TRENTON — In a day high on emotion but short on results, Senate Democrats on Monday tried to undo 15 of Gov. Chris Christie’s budget cuts to social welfare programs, one by one.Cardinale's remarks were shouted down, though to no avail.
They failed 15 times.
The only Republican to vote against her colleagues — indeed, the only member of her party to vote against a Christie veto since he took office — was State Sen. Jennifer Beck (R-Monmouth), who sided with Democrats to restore $7.5 million for family planning clinics.
As the session wore on, tempers flared. While debating the $7.5 million for family planning, state Sen. Gerald Cardinale (R-Bergen) said “a significant portion of it would go to an organization like planned parenthood, which is in my mind a promoter of child prostitution.”
In North Carolina, a Raleigh clinic was vandalized when someone spray-painted "baby murder" and "you shall not murder" on the building. The clinic does not offer abortion services.
Besides vandalism, Planned Parenthood in North Carolina is facing defunding from a republican-drafted budget. They have gone to court to block that from happening and have requested an early hearing:

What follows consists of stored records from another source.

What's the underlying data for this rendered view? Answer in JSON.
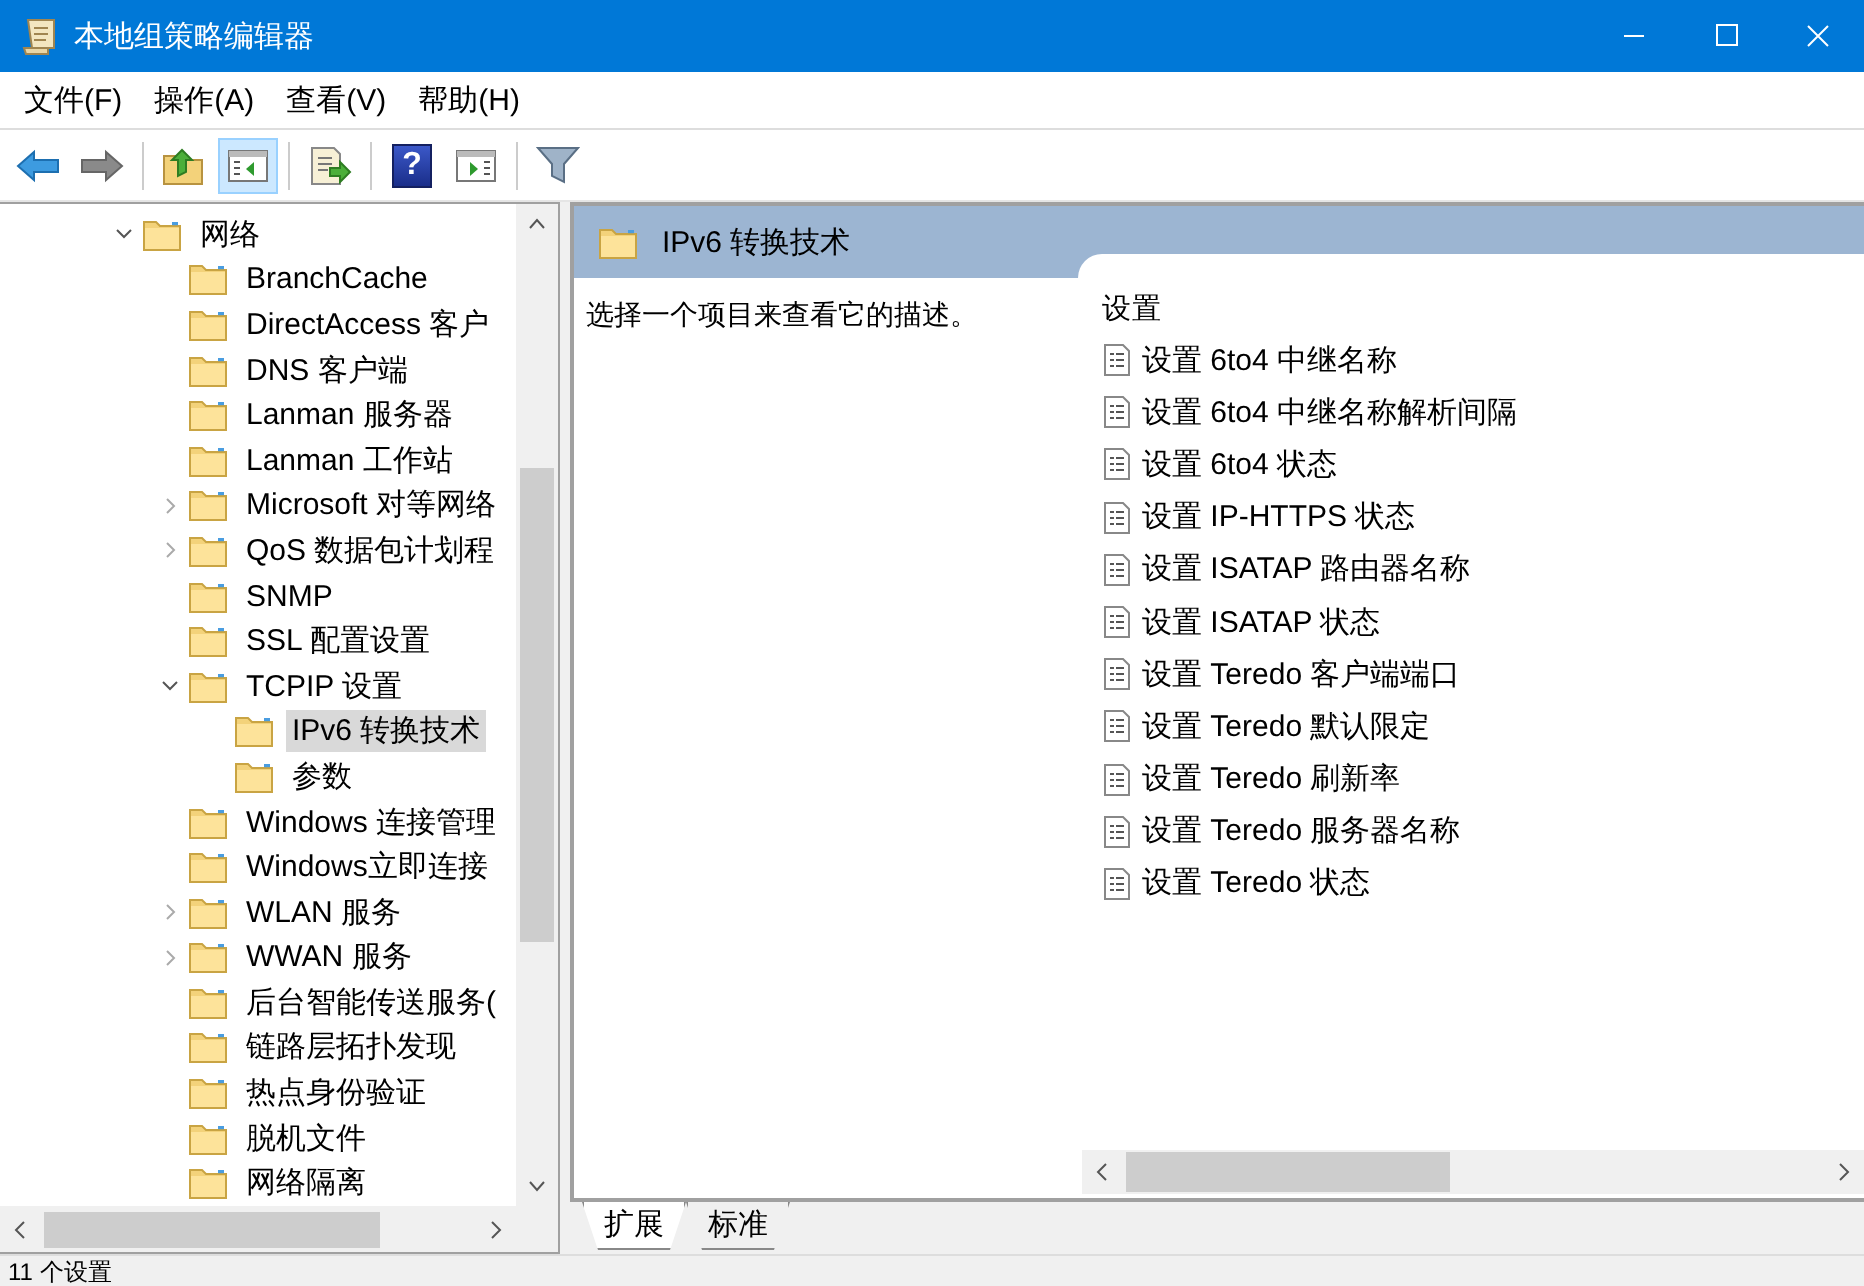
{
  "window": {
    "title": "本地组策略编辑器"
  },
  "menu": [
    "文件(F)",
    "操作(A)",
    "查看(V)",
    "帮助(H)"
  ],
  "toolbar": [
    {
      "kind": "back",
      "pressed": false
    },
    {
      "kind": "forward",
      "pressed": false
    },
    {
      "kind": "separator"
    },
    {
      "kind": "up",
      "pressed": false
    },
    {
      "kind": "console-tree",
      "pressed": true
    },
    {
      "kind": "separator"
    },
    {
      "kind": "export",
      "pressed": false
    },
    {
      "kind": "separator"
    },
    {
      "kind": "help",
      "label": "?",
      "pressed": false
    },
    {
      "kind": "action-pane",
      "pressed": false
    },
    {
      "kind": "separator"
    },
    {
      "kind": "filter",
      "pressed": false
    }
  ],
  "tree": [
    {
      "label": "网络",
      "kind": "branch",
      "expanded": true,
      "selected": false,
      "children": [
        {
          "label": "BranchCache",
          "kind": "leaf",
          "selected": false
        },
        {
          "label": "DirectAccess 客户",
          "kind": "leaf",
          "selected": false
        },
        {
          "label": "DNS 客户端",
          "kind": "leaf",
          "selected": false
        },
        {
          "label": "Lanman 服务器",
          "kind": "leaf",
          "selected": false
        },
        {
          "label": "Lanman 工作站",
          "kind": "leaf",
          "selected": false
        },
        {
          "label": "Microsoft 对等网络",
          "kind": "branch",
          "expanded": false,
          "selected": false
        },
        {
          "label": "QoS 数据包计划程",
          "kind": "branch",
          "expanded": false,
          "selected": false
        },
        {
          "label": "SNMP",
          "kind": "leaf",
          "selected": false
        },
        {
          "label": "SSL 配置设置",
          "kind": "leaf",
          "selected": false
        },
        {
          "label": "TCPIP 设置",
          "kind": "branch",
          "expanded": true,
          "selected": false,
          "children": [
            {
              "label": "IPv6 转换技术",
              "kind": "leaf",
              "selected": true
            },
            {
              "label": "参数",
              "kind": "leaf",
              "selected": false
            }
          ]
        },
        {
          "label": "Windows 连接管理",
          "kind": "leaf",
          "selected": false
        },
        {
          "label": "Windows立即连接",
          "kind": "leaf",
          "selected": false
        },
        {
          "label": "WLAN 服务",
          "kind": "branch",
          "expanded": false,
          "selected": false
        },
        {
          "label": "WWAN 服务",
          "kind": "branch",
          "expanded": false,
          "selected": false
        },
        {
          "label": "后台智能传送服务(",
          "kind": "leaf",
          "selected": false
        },
        {
          "label": "链路层拓扑发现",
          "kind": "leaf",
          "selected": false
        },
        {
          "label": "热点身份验证",
          "kind": "leaf",
          "selected": false
        },
        {
          "label": "脱机文件",
          "kind": "leaf",
          "selected": false
        },
        {
          "label": "网络隔离",
          "kind": "leaf",
          "selected": false
        }
      ]
    }
  ],
  "detail": {
    "title": "IPv6 转换技术",
    "description": "选择一个项目来查看它的描述。",
    "column": "设置",
    "settings": [
      "设置 6to4 中继名称",
      "设置 6to4 中继名称解析间隔",
      "设置 6to4 状态",
      "设置 IP-HTTPS 状态",
      "设置 ISATAP 路由器名称",
      "设置 ISATAP 状态",
      "设置 Teredo 客户端端口",
      "设置 Teredo 默认限定",
      "设置 Teredo 刷新率",
      "设置 Teredo 服务器名称",
      "设置 Teredo 状态"
    ]
  },
  "tabs": [
    {
      "label": "扩展",
      "selected": true
    },
    {
      "label": "标准",
      "selected": false
    }
  ],
  "status_bar": "11 个设置"
}
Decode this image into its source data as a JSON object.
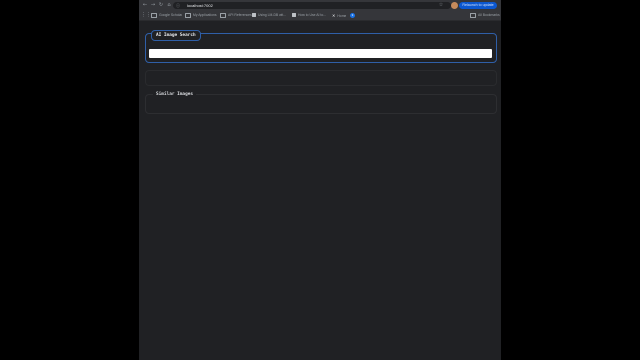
{
  "browser": {
    "url": "localhost:7002",
    "update_button": "Relaunch to update",
    "bookmarks": [
      {
        "label": "Google Scholar",
        "icon": "folder-icon"
      },
      {
        "label": "My Applications",
        "icon": "folder-icon"
      },
      {
        "label": "API References",
        "icon": "folder-icon"
      },
      {
        "label": "Using LM-DB wit...",
        "icon": "page-icon"
      },
      {
        "label": "How to Use AI to...",
        "icon": "page-icon"
      },
      {
        "label": "Home",
        "icon": "x-icon"
      }
    ],
    "bookmark_badge": "3",
    "all_bookmarks": "All Bookmarks"
  },
  "search": {
    "title": "AI Image Search",
    "input_value": ""
  },
  "similar": {
    "title": "Similar Images"
  }
}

Planned Parenthood of Central North Carolina said it would probably have to close a Durham health clinic, end a teen pregnancy prevention program, and lay off eight employees if a judge doesn't step in by September.Wow, there's some great job creation right there. By the way, the Durham clinic does not provide abortion services.
And now, Kansas. Yes, there's more from Kansas.
Back in May Kansas jumped on the bandwagon of defunding Planned Parenthood, which has brought the state to court. So, the state has hired Koch Bros-affiliated attorneys to defend itself:
[T]he state of Kansas has hired an expensive team of private attorneys — the same attorneys who represent the billionaire Koch brothers — to defend the state against Planned Parenthood in court.Huh. I had no idea the state of Kansas had so much money laying around! Planned Parenthood, by the way, is being represented by pro-bono attorneys.
The state typically employs its attorney general as a defense counsel at no extra cost to Kansas taxpayers. But defendants Gov. Sam Brownback and Robert Moser, secretary of the Kansas Department of Health and Environment, filed a motion to delay their court hearing on Friday because they had hired Foulston Siefkin, a private law firm, to handle the case.
Now this business of defunding Planned Parenthood and the Title X money has not affected just Planned Parenthood: a small clinic in the relatively small city of Dodge City is facing closure. Dodge City Family Planning Clinic was started 35 years ago because the then-state health dept couldn't do family planning services. The clinic does not provide abortion services but does provide contraception, other women's health services, plus some health care for men. Their patients are low income and under/un-insured people. However thanks to this vendetta against Planned Parenthood, the clinic is looking at a $39K hole in its budget and the future is looking pretty bleak:
Clinic director Karla Demuth learned last month that the clinic would not receive federal dollars in 2012, due to a budget provision that cut off federal family-planning funding for Planned Parenthood. The provision says federal money for family planning must go first to public health departments and hospitals, leaving no money for Planned Parenthood.Ford County, where the clinic is located, is apparently aware of this situation but commissioners haven't decided what, if anything, to do about it.
The clinic normally receives federal dollars through the Kansas Department of Health and Environment. The United Way of Dodge City provides some funding, and service fees make up the rest of the clinic's $100,000 budget.
But the clinic has lost $39,000 in federal funding — roughly 39 percent of its budget — because it does not qualify for family-planning money under the new law, Demuth said Monday.
"We don't provide primary care," she said. "We're not with the health department. We're not a federally qualified health clinic. Therefore, we're ix-nayed."
In the meantime, Demuth said she has considered raising clinic fees to generate more revenue but has not made a decision yet. But she worries that boosting fees will discourage people from seeking medical services.Ah, the "culture of life": eliminating health care & health education, reducing access to health care, putting people out of business, and putting people out of jobs.
"We're here for the people that can't pay," she said. "So you try to be sure to offer services for those, but you can't stay open by sliding fees."